Zeppelin & Co. is an audio cafe in Singapore located in one of the most unlikely places – Sim Lim Square. It turns out to be a perfect fit: although Sim Lim Square sells computer stuff, it is a place frequented by tech geeks. And there is also a high chance that audiophiles are geeks as well – audio geeks, that is.
Zeppelin. Audiophile. Cafe.
Zeppelin & Co. is not just another cafe. It specialises in carrying audiophile-grade audio products that are generally not easily available in normal retail outlets. And even if they are, the units may not be open for testing. Zeppelin & Co. is one of the few places in Singapore that you can test some of the most premium DAP, amps and headphones in the world. And they bring in limited quantities, because we all know that audiophile stuffs aren’t mass market goods.
Music Photo Life is privileged to be one of the trusted reviewers that Zeppelin & Co. works with to try out some of the audio products that they carry. I am definitely not an audiophile, but I can appreciate great quality audio products to a certain level of details. I have an audiophile taste but a mass-consumer mindset: what that means is that I am more than happy with consumer-grade audio products but I have the ability to appreciate audiophile products. Many skeptics might think that expensive audio products that claim to sound good are all in the state of mind. In some cases, that could be true, especially when the listening test is done in a time-restricted condition. This is precisely why I rarely give a conclusive verdict on any product based on a brief test.
On the same note, Zeppelin & Co. is not just about catering to audiophile needs, but also to allow ordinary people to experience what audiophiles listen, in a friendly open environment.
The iBasso DX200 is a versatile digital audio player that has interchangeable amplifier modules and a dual 8-channel DAC to achieve elevated audio processing details. It also supports dual operating system: the proprietary Mango OS and the Android 6.0. The DX200 has built in 64GB storage with micro SD slot for up to 256GB, with Wi-Fi and Bluetooth connectivity.
Dual ESS9028Pro DACs
This may sound technical, but basically, there are two audiophile-grade DACs in the DX200. And each DAC processes 8 independent channels of audio data, totalling 16. You can imagine the amount of details it is capable of tearing the audio file apart to its finest level. And this is how essentially the DX200 sounds: impressive clarity and musical details that do not seem to be clouded even with messy audio passages. Even as you turn up the volume, the treble remains composed and does not sound noisy. The low frequencies similarly delivers the musical details that delight the critical listeners. Overall, the DX200 sounds really vivid, with spacious sound staging to allow aural separation among the instruments without feeling cluttered.
Interchangeable Amplifier Modules
The DX200 is unique with its ability to swap the amp modules. There are a total of eight amplifier cards offered by iBasso, with key differences being alternative terminations 3.5mm and 4.4mm terminations, different power output and different topologies to tweak the DX200 to a sound of your preference.
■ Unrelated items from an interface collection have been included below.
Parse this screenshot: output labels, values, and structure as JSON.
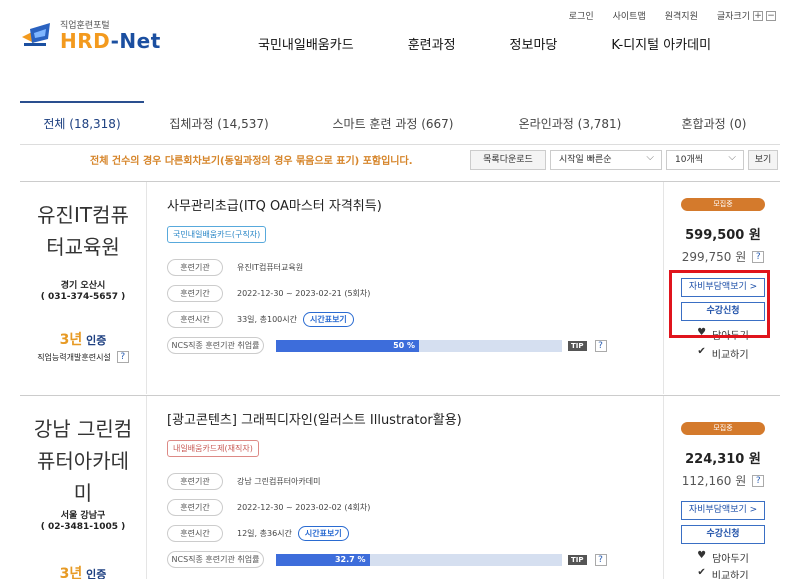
{
  "top_links": [
    "로그인",
    "사이트맵",
    "원격지원"
  ],
  "font_size": {
    "label": "글자크기",
    "plus": "+",
    "minus": "−"
  },
  "logo": {
    "sub": "직업훈련포털",
    "main_a": "HRD",
    "main_b": "-Net"
  },
  "gnb": [
    "국민내일배움카드",
    "훈련과정",
    "정보마당",
    "K-디지털 아카데미"
  ],
  "tabs": [
    "전체 (18,318)",
    "집체과정 (14,537)",
    "스마트 훈련 과정 (667)",
    "온라인과정 (3,781)",
    "혼합과정 (0)"
  ],
  "notice": "전체 건수의 경우 다른회차보기(동일과정의 경우 묶음으로 표기) 포함입니다.",
  "controls": {
    "download": "목록다운로드",
    "sort": "시작일 빠른순",
    "count": "10개씩",
    "view": "보기"
  },
  "labels": {
    "institution": "훈련기관",
    "period": "훈련기간",
    "hours": "훈련시간",
    "schedule": "시간표보기",
    "ncs": "NCS직종 훈련기관 취업률",
    "tip": "TIP",
    "recruiting": "모집중",
    "self_pay": "자비부담액보기 >",
    "apply": "수강신청",
    "wish": "담아두기",
    "compare": "비교하기",
    "q": "?"
  },
  "courses": [
    {
      "inst": "유진IT컴퓨터교육원",
      "region": "경기 오산시",
      "phone": "( 031-374-5657 )",
      "cert_num": "3년",
      "cert_label": "인증",
      "cert_sub": "직업능력개발훈련시설",
      "title": "사무관리초급(ITQ OA마스터 자격취득)",
      "type": "국민내일배움카드(구직자)",
      "inst_name": "유진IT컴퓨터교육원",
      "period": "2022-12-30 ~ 2023-02-21 (5회차)",
      "hours": "33일, 총100시간",
      "ncs_rate": 50,
      "ncs_text": "50 %",
      "price": "599,500 원",
      "self_price": "299,750 원"
    },
    {
      "inst": "강남 그린컴퓨터아카데미",
      "region": "서울 강남구",
      "phone": "( 02-3481-1005 )",
      "cert_num": "3년",
      "cert_label": "인증",
      "title": "[광고콘텐츠] 그래픽디자인(일러스트 Illustrator활용)",
      "type": "내일배움카드제(재직자)",
      "inst_name": "강남 그린컴퓨터아카데미",
      "period": "2022-12-30 ~ 2023-02-02 (4회차)",
      "hours": "12일, 총36시간",
      "ncs_rate": 32.7,
      "ncs_text": "32.7 %",
      "price": "224,310 원",
      "self_price": "112,160 원"
    }
  ],
  "colors": {
    "accent": "#1b4fa0",
    "orange": "#d47a2c",
    "highlight": "#e0141c",
    "bar": "#3d6ddb"
  }
}
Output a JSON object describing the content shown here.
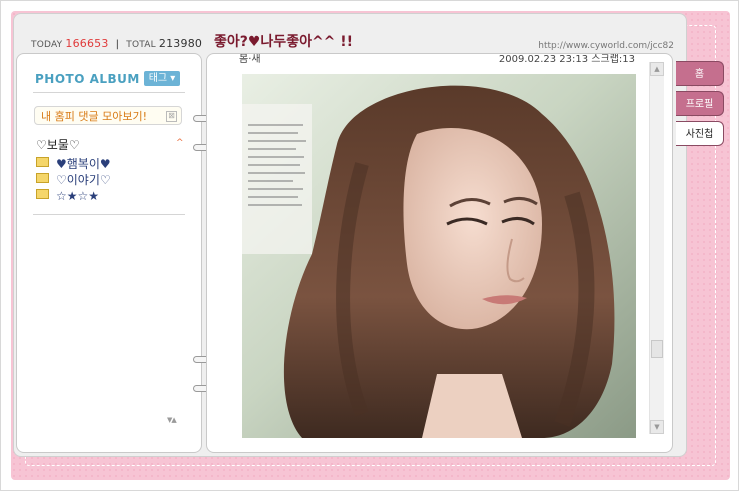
{
  "header": {
    "today_label": "TODAY",
    "today_count": "166653",
    "separator": "|",
    "total_label": "TOTAL",
    "total_count": "213980",
    "title": "좋아?♥나두좋아^^ !!",
    "url": "http://www.cyworld.com/jcc82"
  },
  "album": {
    "title": "PHOTO ALBUM",
    "tag_button": "태그 ▾",
    "comment_button": "내 홈피 댓글 모아보기!",
    "comment_close_icon": "⊠",
    "folder_heading": "♡보물♡",
    "collapse_icon": "^",
    "folders": [
      {
        "label": "♥햄복이♥"
      },
      {
        "label": "♡이야기♡"
      },
      {
        "label": "☆★☆★"
      }
    ],
    "scroll_arrows": "▼▲"
  },
  "photo": {
    "header_label": "봄·새",
    "header_date": "2009.02.23 23:13  스크랩:13"
  },
  "scrollbar": {
    "up_arrow": "▲",
    "down_arrow": "▼"
  },
  "tabs": [
    {
      "label": "홈",
      "state": "inactive"
    },
    {
      "label": "프로필",
      "state": "inactive"
    },
    {
      "label": "사진첩",
      "state": "active"
    }
  ],
  "colors": {
    "frame_pink": "#f7c4d4",
    "tab_inactive": "#c56f8e",
    "album_title": "#4aa0c0",
    "today_count": "#e03a3a"
  }
}
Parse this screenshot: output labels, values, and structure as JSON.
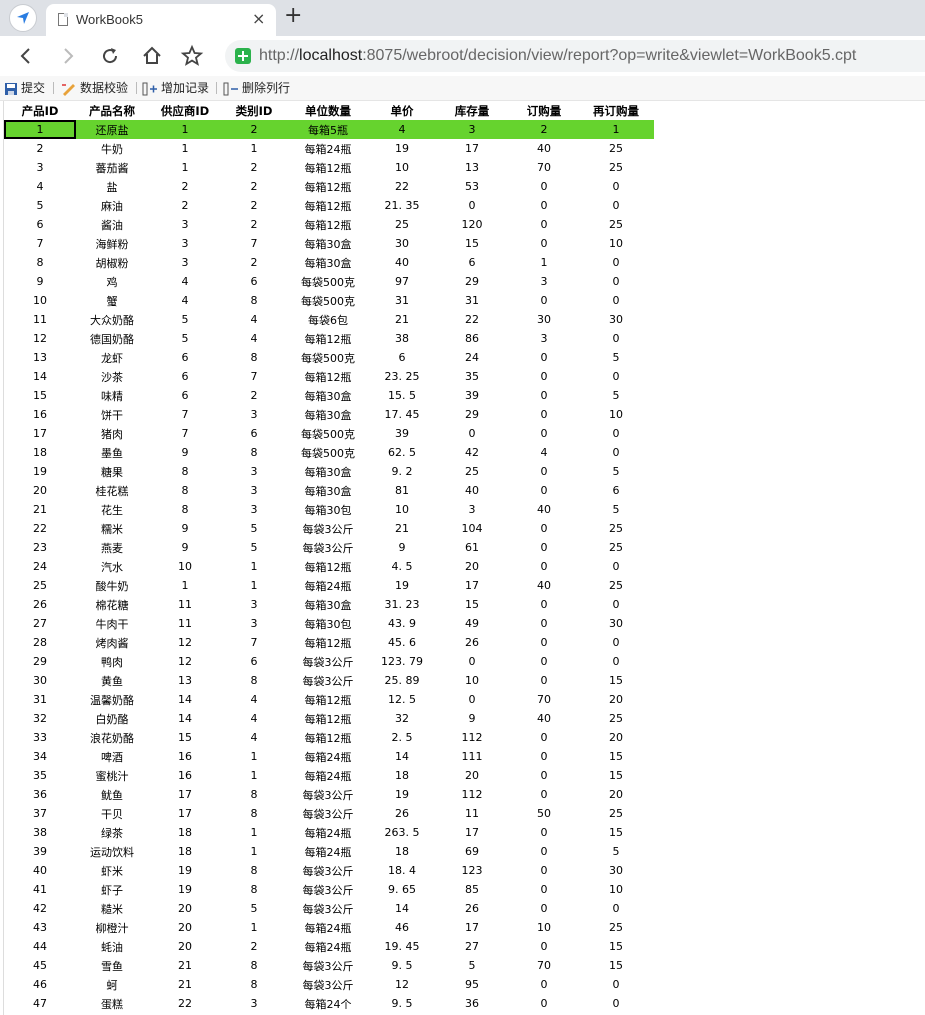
{
  "browser": {
    "tab_title": "WorkBook5",
    "tab_close": "×",
    "new_tab": "+",
    "url_scheme": "http://",
    "url_host": "localhost",
    "url_rest": ":8075/webroot/decision/view/report?op=write&viewlet=WorkBook5.cpt"
  },
  "toolbar": {
    "submit_label": "提交",
    "validate_label": "数据校验",
    "add_record_label": "增加记录",
    "delete_row_label": "删除列行"
  },
  "report": {
    "columns": [
      "产品ID",
      "产品名称",
      "供应商ID",
      "类别ID",
      "单位数量",
      "单价",
      "库存量",
      "订购量",
      "再订购量"
    ],
    "rows": [
      [
        "1",
        "还原盐",
        "1",
        "2",
        "每箱5瓶",
        "4",
        "3",
        "2",
        "1"
      ],
      [
        "2",
        "牛奶",
        "1",
        "1",
        "每箱24瓶",
        "19",
        "17",
        "40",
        "25"
      ],
      [
        "3",
        "蕃茄酱",
        "1",
        "2",
        "每箱12瓶",
        "10",
        "13",
        "70",
        "25"
      ],
      [
        "4",
        "盐",
        "2",
        "2",
        "每箱12瓶",
        "22",
        "53",
        "0",
        "0"
      ],
      [
        "5",
        "麻油",
        "2",
        "2",
        "每箱12瓶",
        "21. 35",
        "0",
        "0",
        "0"
      ],
      [
        "6",
        "酱油",
        "3",
        "2",
        "每箱12瓶",
        "25",
        "120",
        "0",
        "25"
      ],
      [
        "7",
        "海鲜粉",
        "3",
        "7",
        "每箱30盒",
        "30",
        "15",
        "0",
        "10"
      ],
      [
        "8",
        "胡椒粉",
        "3",
        "2",
        "每箱30盒",
        "40",
        "6",
        "1",
        "0"
      ],
      [
        "9",
        "鸡",
        "4",
        "6",
        "每袋500克",
        "97",
        "29",
        "3",
        "0"
      ],
      [
        "10",
        "蟹",
        "4",
        "8",
        "每袋500克",
        "31",
        "31",
        "0",
        "0"
      ],
      [
        "11",
        "大众奶酪",
        "5",
        "4",
        "每袋6包",
        "21",
        "22",
        "30",
        "30"
      ],
      [
        "12",
        "德国奶酪",
        "5",
        "4",
        "每箱12瓶",
        "38",
        "86",
        "3",
        "0"
      ],
      [
        "13",
        "龙虾",
        "6",
        "8",
        "每袋500克",
        "6",
        "24",
        "0",
        "5"
      ],
      [
        "14",
        "沙茶",
        "6",
        "7",
        "每箱12瓶",
        "23. 25",
        "35",
        "0",
        "0"
      ],
      [
        "15",
        "味精",
        "6",
        "2",
        "每箱30盒",
        "15. 5",
        "39",
        "0",
        "5"
      ],
      [
        "16",
        "饼干",
        "7",
        "3",
        "每箱30盒",
        "17. 45",
        "29",
        "0",
        "10"
      ],
      [
        "17",
        "猪肉",
        "7",
        "6",
        "每袋500克",
        "39",
        "0",
        "0",
        "0"
      ],
      [
        "18",
        "墨鱼",
        "9",
        "8",
        "每袋500克",
        "62. 5",
        "42",
        "4",
        "0"
      ],
      [
        "19",
        "糖果",
        "8",
        "3",
        "每箱30盒",
        "9. 2",
        "25",
        "0",
        "5"
      ],
      [
        "20",
        "桂花糕",
        "8",
        "3",
        "每箱30盒",
        "81",
        "40",
        "0",
        "6"
      ],
      [
        "21",
        "花生",
        "8",
        "3",
        "每箱30包",
        "10",
        "3",
        "40",
        "5"
      ],
      [
        "22",
        "糯米",
        "9",
        "5",
        "每袋3公斤",
        "21",
        "104",
        "0",
        "25"
      ],
      [
        "23",
        "燕麦",
        "9",
        "5",
        "每袋3公斤",
        "9",
        "61",
        "0",
        "25"
      ],
      [
        "24",
        "汽水",
        "10",
        "1",
        "每箱12瓶",
        "4. 5",
        "20",
        "0",
        "0"
      ],
      [
        "25",
        "酸牛奶",
        "1",
        "1",
        "每箱24瓶",
        "19",
        "17",
        "40",
        "25"
      ],
      [
        "26",
        "棉花糖",
        "11",
        "3",
        "每箱30盒",
        "31. 23",
        "15",
        "0",
        "0"
      ],
      [
        "27",
        "牛肉干",
        "11",
        "3",
        "每箱30包",
        "43. 9",
        "49",
        "0",
        "30"
      ],
      [
        "28",
        "烤肉酱",
        "12",
        "7",
        "每箱12瓶",
        "45. 6",
        "26",
        "0",
        "0"
      ],
      [
        "29",
        "鸭肉",
        "12",
        "6",
        "每袋3公斤",
        "123. 79",
        "0",
        "0",
        "0"
      ],
      [
        "30",
        "黄鱼",
        "13",
        "8",
        "每袋3公斤",
        "25. 89",
        "10",
        "0",
        "15"
      ],
      [
        "31",
        "温馨奶酪",
        "14",
        "4",
        "每箱12瓶",
        "12. 5",
        "0",
        "70",
        "20"
      ],
      [
        "32",
        "白奶酪",
        "14",
        "4",
        "每箱12瓶",
        "32",
        "9",
        "40",
        "25"
      ],
      [
        "33",
        "浪花奶酪",
        "15",
        "4",
        "每箱12瓶",
        "2. 5",
        "112",
        "0",
        "20"
      ],
      [
        "34",
        "啤酒",
        "16",
        "1",
        "每箱24瓶",
        "14",
        "111",
        "0",
        "15"
      ],
      [
        "35",
        "蜜桃汁",
        "16",
        "1",
        "每箱24瓶",
        "18",
        "20",
        "0",
        "15"
      ],
      [
        "36",
        "鱿鱼",
        "17",
        "8",
        "每袋3公斤",
        "19",
        "112",
        "0",
        "20"
      ],
      [
        "37",
        "干贝",
        "17",
        "8",
        "每袋3公斤",
        "26",
        "11",
        "50",
        "25"
      ],
      [
        "38",
        "绿茶",
        "18",
        "1",
        "每箱24瓶",
        "263. 5",
        "17",
        "0",
        "15"
      ],
      [
        "39",
        "运动饮料",
        "18",
        "1",
        "每箱24瓶",
        "18",
        "69",
        "0",
        "5"
      ],
      [
        "40",
        "虾米",
        "19",
        "8",
        "每袋3公斤",
        "18. 4",
        "123",
        "0",
        "30"
      ],
      [
        "41",
        "虾子",
        "19",
        "8",
        "每袋3公斤",
        "9. 65",
        "85",
        "0",
        "10"
      ],
      [
        "42",
        "糙米",
        "20",
        "5",
        "每袋3公斤",
        "14",
        "26",
        "0",
        "0"
      ],
      [
        "43",
        "柳橙汁",
        "20",
        "1",
        "每箱24瓶",
        "46",
        "17",
        "10",
        "25"
      ],
      [
        "44",
        "蚝油",
        "20",
        "2",
        "每箱24瓶",
        "19. 45",
        "27",
        "0",
        "15"
      ],
      [
        "45",
        "雪鱼",
        "21",
        "8",
        "每袋3公斤",
        "9. 5",
        "5",
        "70",
        "15"
      ],
      [
        "46",
        "蚵",
        "21",
        "8",
        "每袋3公斤",
        "12",
        "95",
        "0",
        "0"
      ],
      [
        "47",
        "蛋糕",
        "22",
        "3",
        "每箱24个",
        "9. 5",
        "36",
        "0",
        "0"
      ]
    ]
  }
}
There are loads of literature online about each of the characteristics. The amp that comes with it has both 2.5mm balanced and 3.5mm unbalanced ports. In a nutshell, balanced connection ports deliver better sound quality – clearer, more drive, better instrument separation.
What spoils the experience is really the DX200 UI. The Mango OS is laggy and frustrating to use. It is also limiting in connectivity. So for instance if you want to connect to Wifi, Bluetooth or file transfer, you have to do it from Android OS. Booting to Android is quite easy, but the OS is equally slow. Plus, Google Play app is not available, so you have to side-load the APK installation files. It is very unfortunate that such a brilliant product is marred by its UI.
DX200 does not support USB output to external DAC, like Chord Mojo. I tried to compare both and find that the DX200 is slightly superior in the discipline in delivering treble details. Perhaps the source plays a part too, as I paired the Chord Mojo to the LG G7+ which has a more neutral sound.
The DX200 gets warm during usage, regardless of the file format. In fact, leaving it on without playing any songs still generates heat. It’s probably the electronics at work.
The iBasso DX200 is a versatile DAP and retails at S$1,399 in Singapore. DX200 undoubtedly offers reference-grade audio for the keen-eared, with its attention to musical details and transparency. But the usability is poor no thanks to sluggish UI, which I feel might prevent casual users from picking up one. Even my audiophile peer sold it off in favour of a Sony-brand DAP for a more analog-warm sound signature. That goes to show that it’s not about getting the most technically-superior product, but finding the best fit for your own taste. And one of the best places to go seek your audio soulmate in Singapore is at Zeppelin & Co.
Address: 1 Rochor Canal Road, #02-78 Sim Lim Square, Singapore 188504